**Your task:**
Filter out every line below that lacks "name", and copy the rest.

-------- Data

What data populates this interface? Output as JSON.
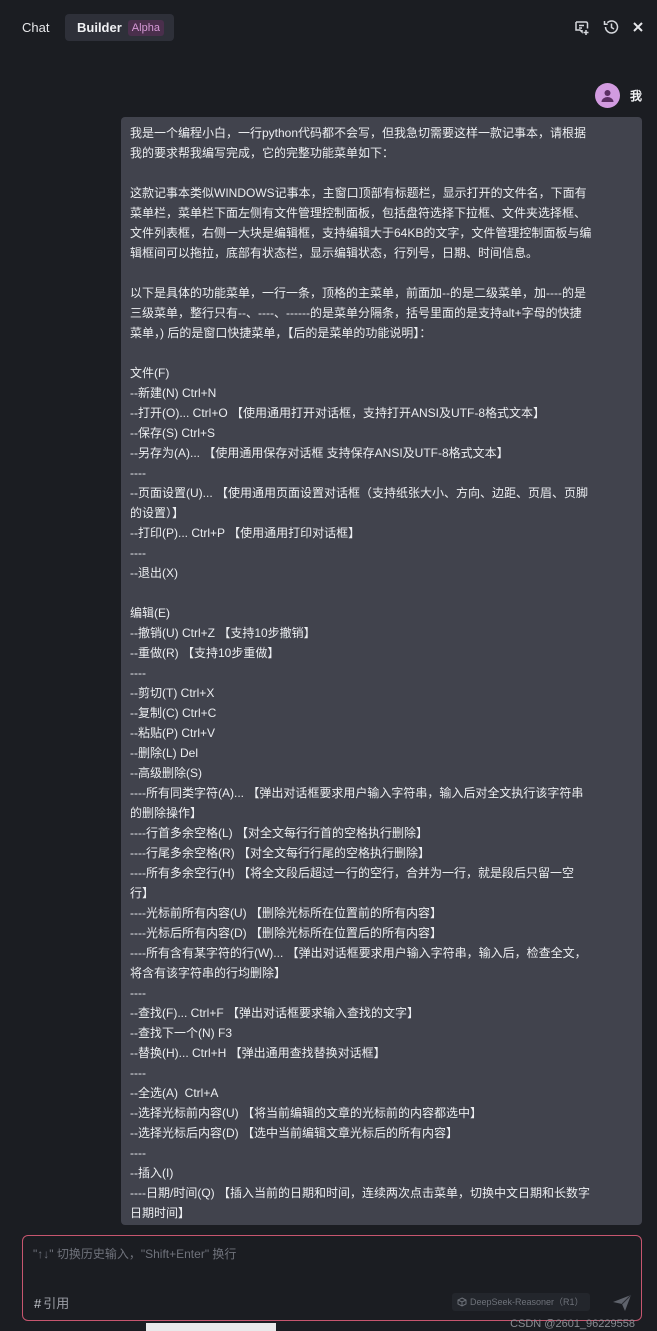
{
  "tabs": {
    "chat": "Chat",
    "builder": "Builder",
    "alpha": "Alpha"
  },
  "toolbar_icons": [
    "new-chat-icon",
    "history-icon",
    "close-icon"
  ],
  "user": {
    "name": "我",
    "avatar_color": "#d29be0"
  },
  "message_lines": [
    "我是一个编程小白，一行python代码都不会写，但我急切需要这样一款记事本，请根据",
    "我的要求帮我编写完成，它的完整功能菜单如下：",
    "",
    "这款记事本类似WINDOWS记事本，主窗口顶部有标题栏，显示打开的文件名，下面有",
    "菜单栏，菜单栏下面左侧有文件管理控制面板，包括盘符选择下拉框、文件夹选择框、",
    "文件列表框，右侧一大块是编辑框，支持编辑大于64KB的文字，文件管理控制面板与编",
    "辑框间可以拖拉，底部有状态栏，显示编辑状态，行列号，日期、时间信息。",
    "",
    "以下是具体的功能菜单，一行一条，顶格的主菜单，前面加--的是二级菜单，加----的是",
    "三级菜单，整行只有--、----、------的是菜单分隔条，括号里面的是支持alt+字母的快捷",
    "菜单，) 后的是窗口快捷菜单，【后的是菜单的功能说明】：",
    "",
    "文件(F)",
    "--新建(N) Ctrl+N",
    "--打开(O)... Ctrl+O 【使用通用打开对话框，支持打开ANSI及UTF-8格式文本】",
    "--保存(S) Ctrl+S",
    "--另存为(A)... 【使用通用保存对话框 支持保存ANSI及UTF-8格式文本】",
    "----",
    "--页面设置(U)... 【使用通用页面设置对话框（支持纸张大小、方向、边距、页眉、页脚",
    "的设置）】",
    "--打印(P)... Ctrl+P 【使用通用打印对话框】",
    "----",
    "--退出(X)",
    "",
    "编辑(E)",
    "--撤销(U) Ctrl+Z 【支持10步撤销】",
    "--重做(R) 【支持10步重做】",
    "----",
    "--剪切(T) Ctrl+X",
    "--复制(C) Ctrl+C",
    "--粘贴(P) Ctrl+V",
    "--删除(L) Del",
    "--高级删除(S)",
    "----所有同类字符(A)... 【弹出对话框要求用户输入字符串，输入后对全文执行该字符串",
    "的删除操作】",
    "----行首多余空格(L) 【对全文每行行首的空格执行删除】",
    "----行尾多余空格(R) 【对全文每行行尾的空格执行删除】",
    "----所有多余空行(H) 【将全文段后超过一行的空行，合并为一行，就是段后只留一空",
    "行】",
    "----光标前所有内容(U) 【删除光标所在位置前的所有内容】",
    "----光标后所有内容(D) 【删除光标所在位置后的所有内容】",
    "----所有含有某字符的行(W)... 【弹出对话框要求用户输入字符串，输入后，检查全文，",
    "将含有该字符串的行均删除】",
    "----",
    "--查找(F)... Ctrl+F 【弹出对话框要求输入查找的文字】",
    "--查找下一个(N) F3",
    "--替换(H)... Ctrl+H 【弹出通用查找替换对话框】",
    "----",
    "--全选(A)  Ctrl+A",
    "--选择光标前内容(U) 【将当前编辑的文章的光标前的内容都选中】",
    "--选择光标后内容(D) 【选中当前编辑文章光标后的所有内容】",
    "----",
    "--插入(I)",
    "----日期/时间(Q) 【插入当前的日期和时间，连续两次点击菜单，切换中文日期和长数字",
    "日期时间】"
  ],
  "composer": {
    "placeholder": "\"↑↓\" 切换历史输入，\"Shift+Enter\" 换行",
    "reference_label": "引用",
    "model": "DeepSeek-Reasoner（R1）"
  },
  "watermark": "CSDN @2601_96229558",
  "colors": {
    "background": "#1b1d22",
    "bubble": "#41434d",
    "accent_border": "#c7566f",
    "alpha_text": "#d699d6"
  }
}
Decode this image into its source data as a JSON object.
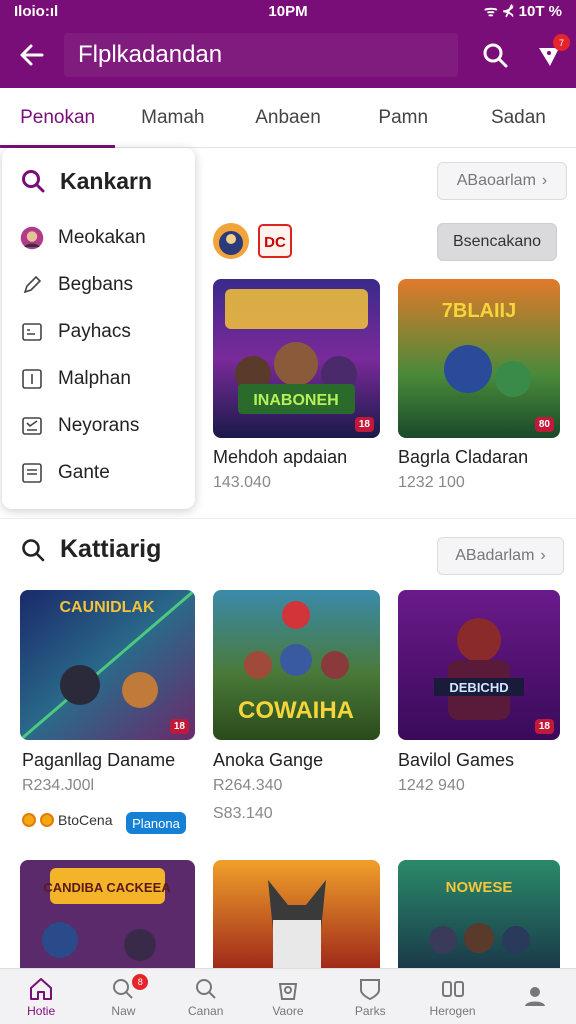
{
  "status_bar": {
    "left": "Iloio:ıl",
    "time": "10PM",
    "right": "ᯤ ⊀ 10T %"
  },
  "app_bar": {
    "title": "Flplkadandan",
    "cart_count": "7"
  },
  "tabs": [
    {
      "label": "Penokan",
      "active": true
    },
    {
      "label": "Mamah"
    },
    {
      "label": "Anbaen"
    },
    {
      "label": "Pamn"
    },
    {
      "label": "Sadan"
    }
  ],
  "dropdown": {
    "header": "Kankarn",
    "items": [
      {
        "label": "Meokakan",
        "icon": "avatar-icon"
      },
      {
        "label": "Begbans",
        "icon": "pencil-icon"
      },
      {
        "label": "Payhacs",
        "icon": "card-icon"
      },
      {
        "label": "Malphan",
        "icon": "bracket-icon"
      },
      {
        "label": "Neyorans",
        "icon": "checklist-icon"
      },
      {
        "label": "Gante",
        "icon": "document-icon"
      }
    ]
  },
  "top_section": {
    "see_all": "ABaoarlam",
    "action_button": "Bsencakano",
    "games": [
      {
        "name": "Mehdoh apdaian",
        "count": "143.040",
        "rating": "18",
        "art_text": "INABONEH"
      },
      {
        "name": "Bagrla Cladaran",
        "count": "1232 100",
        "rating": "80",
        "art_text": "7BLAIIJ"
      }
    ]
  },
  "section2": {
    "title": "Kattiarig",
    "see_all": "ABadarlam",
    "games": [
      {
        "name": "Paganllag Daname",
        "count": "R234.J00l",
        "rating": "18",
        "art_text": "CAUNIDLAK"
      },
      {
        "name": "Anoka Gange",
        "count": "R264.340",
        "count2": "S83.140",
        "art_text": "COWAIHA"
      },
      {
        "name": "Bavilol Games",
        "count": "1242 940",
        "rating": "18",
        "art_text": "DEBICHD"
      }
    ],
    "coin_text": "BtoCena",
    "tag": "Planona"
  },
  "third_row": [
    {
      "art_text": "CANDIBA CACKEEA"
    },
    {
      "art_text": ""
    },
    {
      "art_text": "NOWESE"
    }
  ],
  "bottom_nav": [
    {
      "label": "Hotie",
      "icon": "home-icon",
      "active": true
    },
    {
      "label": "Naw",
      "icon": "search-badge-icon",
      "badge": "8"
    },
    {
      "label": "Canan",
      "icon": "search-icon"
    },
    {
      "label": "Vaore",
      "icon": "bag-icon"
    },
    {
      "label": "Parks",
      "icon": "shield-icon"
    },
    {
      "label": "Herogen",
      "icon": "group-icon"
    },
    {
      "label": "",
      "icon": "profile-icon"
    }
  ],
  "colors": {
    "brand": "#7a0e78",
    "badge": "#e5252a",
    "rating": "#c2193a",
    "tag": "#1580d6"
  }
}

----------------

**Solution to the exercise:**
    "name": "我",
        "name": "Mehdoh apdaian",
        "name": "Bagrla Cladaran",
        "name": "Paganllag Daname",
        "name": "Anoka Gange",
        "name": "Bavilol Games",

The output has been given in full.